Serve smaller portions.
Suggest chewing the food slowly.
Offer second servings only if your child has waited for 10 minutes after finishing the first serving.
Don’t purchase high-calorie snack foods such as potato chips, candy, or regular soft drinks.
Do purchase and keep available diet soft drinks, fresh fruits, and vegetables.
Leave only low-calorie snacks out on the counterâ€”fruit, for example. Put away the cookie jar.
Store food only in the kitchen. Keep it out of other rooms.
Offer no more than two snacks each day. Strongly discourage your child from continual snacking (“grazing”) throughout the day.
Allow eating in your home only at the kitchen or dining-room table.
Discourage mindless eating while watching TV, at the movie theater, studying, riding in a car, or shopping in a store. Once eating becomes associated with these activities, the body learns to expect it.

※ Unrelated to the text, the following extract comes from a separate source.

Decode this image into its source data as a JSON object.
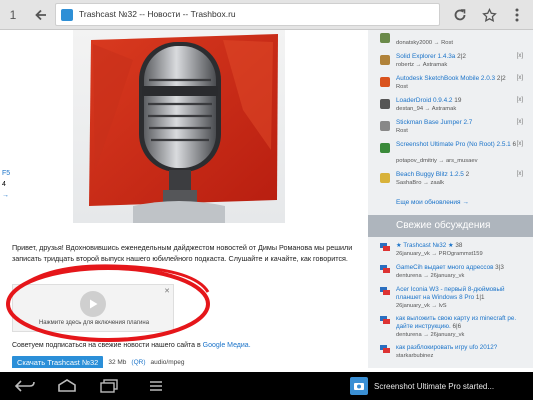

Discourage eating alone.
When eating fast food, avoid value meals and “super-sizing”.
Help your child reward herself for hard work or studying with a movie, TV, music, or a book instead of food.
If your child approves, have him post some reminder cards on the refrigerator and bathroom mirror that state “EAT LESS” or “STICK TO THE PROGRAM.”
Physical activity: using more calories
Daily physical activity can increase the rate of weight loss as well as the sense of physical well-being. The combination of healthy eating and physical activity is the most effective way to lose weight. Try the following forms of physical activity:
Walk or ride a bicycle instead of riding in a car.
Use stairs instead of elevators.
Learn new sports. Swimming and jogging are the sports that burn the most calories. Your child’s school may have an aerobics class.
Spend more time outdoors.
Walk at least 30 minutes per day, for example, take the dog for a long walk.
Limit TV sitting time to 2 hours or less each day. When children watch less TV, they automatically become more active.
Dance to music on TV.
Use exercise equipment while watching TV.
Social activities: Keeping the mind off food
The more outside activities your child participates in, the easier it will be for her to lose weight. Spare time fosters nibbling. Most snacking occurs between 3 and 6Â PM. Help your child fill after-school time with activities such as music, drama, sports, or scouts. A part-time job after school may help. If nothing else, encourage your child to call or visit friends. An active social life almost always leads to weight reduction.
When should I call my child’s healthcare provider?
Call during office hours if:
Your child has not improved his eating and exercise habits after trying this program for 2 months.
Your child is a compulsive overeater.
You find yourself frequently nagging your child about his eating habits.
Your child is trying to lose weight and doesn’t need to.
You think your child is depressed.
Your child has no close friends.
You have other questions or concerns.
Written by Barton D. Schmitt, MD, author of â€œMy Child Is Sick,â€ American Academy of Pediatrics Books.
Pediatric Advisor 2015.1 published by RelayHealth. Last modified: 2014-06-10 Last reviewed: 2014-06-10
This content is reviewed periodically and is subject to change as new health information becomes available. The information is intended to inform and educate and is not a replacement for medical evaluation, advice, diagnosis or treatment by a healthcare professional.